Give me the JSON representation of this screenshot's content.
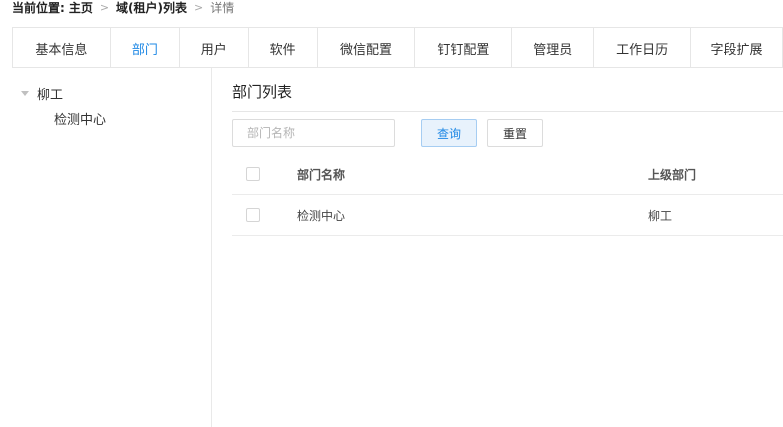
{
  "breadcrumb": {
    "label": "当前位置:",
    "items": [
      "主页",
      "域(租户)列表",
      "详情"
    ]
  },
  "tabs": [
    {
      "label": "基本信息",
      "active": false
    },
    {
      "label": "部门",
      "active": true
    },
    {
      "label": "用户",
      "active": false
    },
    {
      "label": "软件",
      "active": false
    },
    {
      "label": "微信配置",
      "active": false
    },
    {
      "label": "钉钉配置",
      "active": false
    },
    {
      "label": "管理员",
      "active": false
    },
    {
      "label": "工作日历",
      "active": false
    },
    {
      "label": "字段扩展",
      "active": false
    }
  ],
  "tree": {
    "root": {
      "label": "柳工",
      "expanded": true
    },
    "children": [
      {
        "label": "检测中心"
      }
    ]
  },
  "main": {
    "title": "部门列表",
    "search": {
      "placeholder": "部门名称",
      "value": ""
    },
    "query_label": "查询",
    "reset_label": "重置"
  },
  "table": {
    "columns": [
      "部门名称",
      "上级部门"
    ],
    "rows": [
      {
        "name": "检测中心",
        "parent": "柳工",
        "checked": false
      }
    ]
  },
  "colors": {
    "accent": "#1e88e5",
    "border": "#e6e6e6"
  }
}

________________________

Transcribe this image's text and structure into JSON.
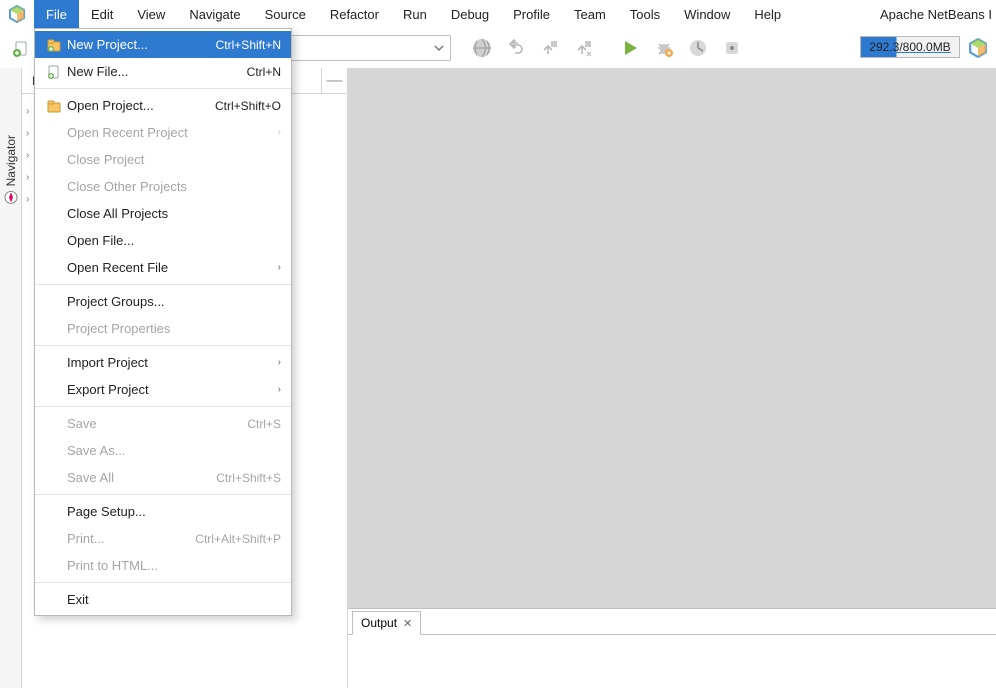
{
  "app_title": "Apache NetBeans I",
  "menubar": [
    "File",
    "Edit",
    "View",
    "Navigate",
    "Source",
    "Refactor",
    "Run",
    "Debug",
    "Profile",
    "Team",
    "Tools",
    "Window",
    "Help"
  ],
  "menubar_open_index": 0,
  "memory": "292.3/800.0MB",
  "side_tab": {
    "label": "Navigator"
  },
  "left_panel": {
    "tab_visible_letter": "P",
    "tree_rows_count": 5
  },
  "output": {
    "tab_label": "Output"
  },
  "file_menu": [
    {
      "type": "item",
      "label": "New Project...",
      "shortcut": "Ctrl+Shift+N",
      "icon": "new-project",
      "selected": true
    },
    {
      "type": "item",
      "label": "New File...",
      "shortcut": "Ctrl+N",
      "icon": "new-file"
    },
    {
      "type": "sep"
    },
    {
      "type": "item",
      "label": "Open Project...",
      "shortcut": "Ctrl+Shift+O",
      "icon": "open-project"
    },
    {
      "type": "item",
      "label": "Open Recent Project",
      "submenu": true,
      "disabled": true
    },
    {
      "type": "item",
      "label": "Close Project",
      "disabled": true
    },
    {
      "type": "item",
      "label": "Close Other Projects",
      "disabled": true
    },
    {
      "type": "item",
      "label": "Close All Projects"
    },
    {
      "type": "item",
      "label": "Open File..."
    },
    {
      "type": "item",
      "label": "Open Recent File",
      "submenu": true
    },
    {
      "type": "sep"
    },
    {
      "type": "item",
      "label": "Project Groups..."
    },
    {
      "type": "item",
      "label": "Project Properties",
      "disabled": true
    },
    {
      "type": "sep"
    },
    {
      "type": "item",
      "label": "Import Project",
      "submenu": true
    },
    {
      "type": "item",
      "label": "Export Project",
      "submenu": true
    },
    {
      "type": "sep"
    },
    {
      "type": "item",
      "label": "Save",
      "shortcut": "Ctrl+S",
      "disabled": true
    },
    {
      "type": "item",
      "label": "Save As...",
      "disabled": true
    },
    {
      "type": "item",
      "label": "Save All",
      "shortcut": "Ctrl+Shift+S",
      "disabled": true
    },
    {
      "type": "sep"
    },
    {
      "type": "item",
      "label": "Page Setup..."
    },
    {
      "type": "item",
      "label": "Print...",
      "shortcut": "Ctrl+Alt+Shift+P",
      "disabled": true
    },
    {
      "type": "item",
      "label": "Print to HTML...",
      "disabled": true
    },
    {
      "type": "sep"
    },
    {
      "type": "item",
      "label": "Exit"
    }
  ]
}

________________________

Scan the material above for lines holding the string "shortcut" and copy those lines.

▸ Solution for this problem
      "shortcut": "Ctrl+Shift+N",
      "shortcut": "Ctrl+N",
      "shortcut": "Ctrl+Shift+O",
      "shortcut": "Ctrl+S",
      "shortcut": "Ctrl+Shift+S",
      "shortcut": "Ctrl+Alt+Shift+P",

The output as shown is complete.